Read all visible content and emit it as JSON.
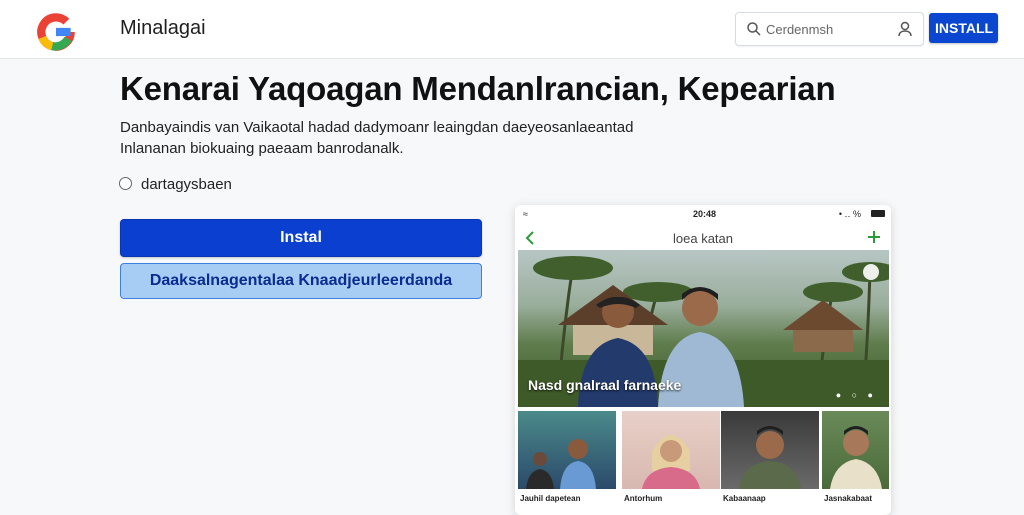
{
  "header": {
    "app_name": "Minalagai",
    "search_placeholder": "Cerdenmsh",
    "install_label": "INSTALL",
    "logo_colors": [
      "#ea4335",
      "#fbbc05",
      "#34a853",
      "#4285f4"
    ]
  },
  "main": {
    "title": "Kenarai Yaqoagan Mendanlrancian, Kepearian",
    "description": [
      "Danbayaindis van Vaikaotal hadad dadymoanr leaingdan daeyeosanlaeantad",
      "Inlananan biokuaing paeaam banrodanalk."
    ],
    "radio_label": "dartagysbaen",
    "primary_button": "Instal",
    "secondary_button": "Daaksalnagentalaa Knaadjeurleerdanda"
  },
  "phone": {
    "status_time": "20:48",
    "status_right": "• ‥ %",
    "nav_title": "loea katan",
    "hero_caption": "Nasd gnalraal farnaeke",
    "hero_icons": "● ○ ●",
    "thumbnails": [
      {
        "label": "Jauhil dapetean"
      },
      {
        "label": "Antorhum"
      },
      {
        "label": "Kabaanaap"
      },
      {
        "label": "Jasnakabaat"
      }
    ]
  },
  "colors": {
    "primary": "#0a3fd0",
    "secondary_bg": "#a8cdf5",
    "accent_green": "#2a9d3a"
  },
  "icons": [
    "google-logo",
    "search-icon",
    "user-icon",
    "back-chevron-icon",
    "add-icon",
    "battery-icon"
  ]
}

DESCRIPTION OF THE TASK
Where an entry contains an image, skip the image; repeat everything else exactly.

ANSWER BOX
Read all visible content and emit it as JSON.
{
  "header": {
    "app_name": "Minalagai",
    "search_placeholder": "Cerdenmsh",
    "install_label": "INSTALL",
    "logo_colors": [
      "#ea4335",
      "#fbbc05",
      "#34a853",
      "#4285f4"
    ]
  },
  "main": {
    "title": "Kenarai Yaqoagan Mendanlrancian, Kepearian",
    "description": [
      "Danbayaindis van Vaikaotal hadad dadymoanr leaingdan daeyeosanlaeantad",
      "Inlananan biokuaing paeaam banrodanalk."
    ],
    "radio_label": "dartagysbaen",
    "primary_button": "Instal",
    "secondary_button": "Daaksalnagentalaa Knaadjeurleerdanda"
  },
  "phone": {
    "status_time": "20:48",
    "status_right": "• ‥ %",
    "nav_title": "loea katan",
    "hero_caption": "Nasd gnalraal farnaeke",
    "hero_icons": "● ○ ●",
    "thumbnails": [
      {
        "label": "Jauhil dapetean"
      },
      {
        "label": "Antorhum"
      },
      {
        "label": "Kabaanaap"
      },
      {
        "label": "Jasnakabaat"
      }
    ]
  },
  "colors": {
    "primary": "#0a3fd0",
    "secondary_bg": "#a8cdf5",
    "accent_green": "#2a9d3a"
  },
  "icons": [
    "google-logo",
    "search-icon",
    "user-icon",
    "back-chevron-icon",
    "add-icon",
    "battery-icon"
  ]
}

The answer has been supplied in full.